It’s the same exact thing that used to happen in my relationship to the way I looked.  I knew early on that I needed to love myself, that it was key.  I knew I needed to accept myself at age 16. 

 I would often DECIDE to love myself to ACCEPT myself.  That would work for awhile….

 And then something would happen… someone would say something about my weight, I'd see a picture of myself or I'd go try to buy clothes and nothing fit.  And down the spiral I went. 

 The spiral never led to getting any better, just more of the same.  Even when things seemingly got better, my feelings about myself were never enough.  Losing weight wasn't my problem anymore than getting better at weightlifting is.

 What I really wanted wasn't to be skinny.  What I really want is not to be a good weightlifter. What I want….what is essential to my life is that I feel good about myself. That I am content.  That I can accept what I cannot change and love myself regardless.  No thing, no achievement, no number, no way that I look just standing here or in a snatch is going to make  me realize this.  

 We are destined to repeat a process, until we have truly worked it out.

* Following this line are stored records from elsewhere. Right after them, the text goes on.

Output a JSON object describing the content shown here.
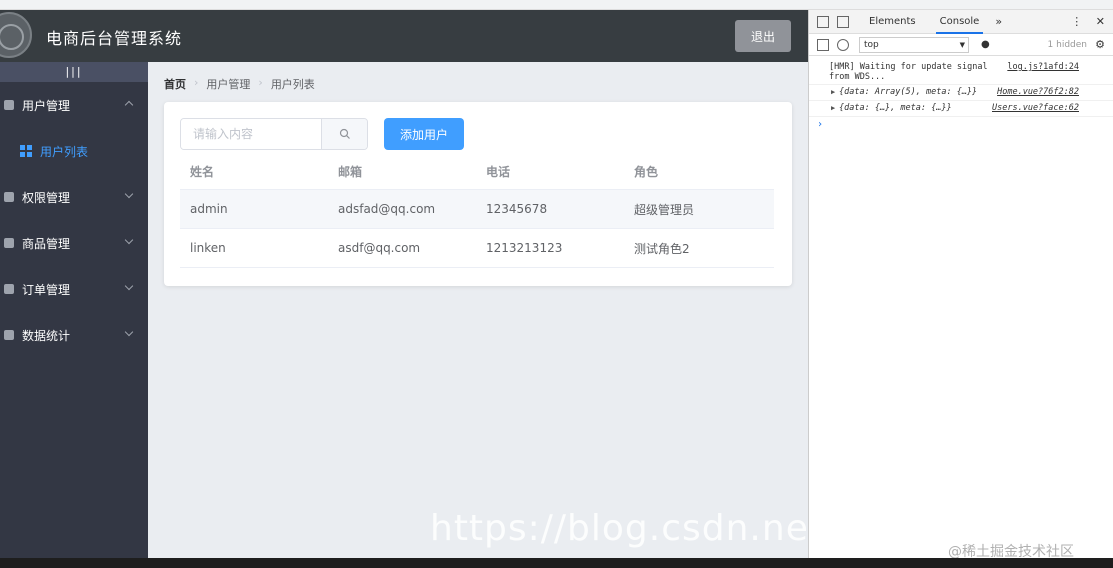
{
  "app": {
    "title": "电商后台管理系统",
    "logout_label": "退出"
  },
  "sidebar": {
    "toggle_label": "|||",
    "menus": [
      {
        "label": "用户管理"
      },
      {
        "label": "权限管理"
      },
      {
        "label": "商品管理"
      },
      {
        "label": "订单管理"
      },
      {
        "label": "数据统计"
      }
    ],
    "active_sub_label": "用户列表"
  },
  "breadcrumb": [
    "首页",
    "用户管理",
    "用户列表"
  ],
  "search": {
    "placeholder": "请输入内容",
    "value": ""
  },
  "add_user_label": "添加用户",
  "table": {
    "headers": [
      "姓名",
      "邮箱",
      "电话",
      "角色"
    ],
    "rows": [
      [
        "admin",
        "adsfad@qq.com",
        "12345678",
        "超级管理员"
      ],
      [
        "linken",
        "asdf@qq.com",
        "1213213123",
        "测试角色2"
      ]
    ]
  },
  "devtools": {
    "tabs": [
      "Elements",
      "Console"
    ],
    "active_tab": "Console",
    "more": "»",
    "context": "top",
    "hidden_count": "1 hidden",
    "logs": [
      {
        "text": "[HMR] Waiting for update signal from WDS...",
        "source": "log.js?1afd:24"
      },
      {
        "text": "{data: Array(5), meta: {…}}",
        "source": "Home.vue?76f2:82"
      },
      {
        "text": "{data: {…}, meta: {…}}",
        "source": "Users.vue?face:62"
      }
    ],
    "prompt": "›"
  },
  "watermark": "https://blog.csdn.net/w",
  "credit": "@稀土掘金技术社区"
}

Obviously I still have more to learn.  And although it seems like I am just doing the same exact thing again, the truth is I am not who I used to be.  

 Just like in weightlifting, often times we need to break things down and rebuild our foundation as we reach new levels in our ability and strength.

 The first step is almost always becoming aware and to be honest as I wrote this, my awareness has become clearer. 

 I am a strong, confident and worthy human being…the negative voices may try to convince me otherwise but they are just noise, old noise and a wake up call to start living my life from a place of WHOLENESS.

 It is and still is about one thing…my Radical Hateloss.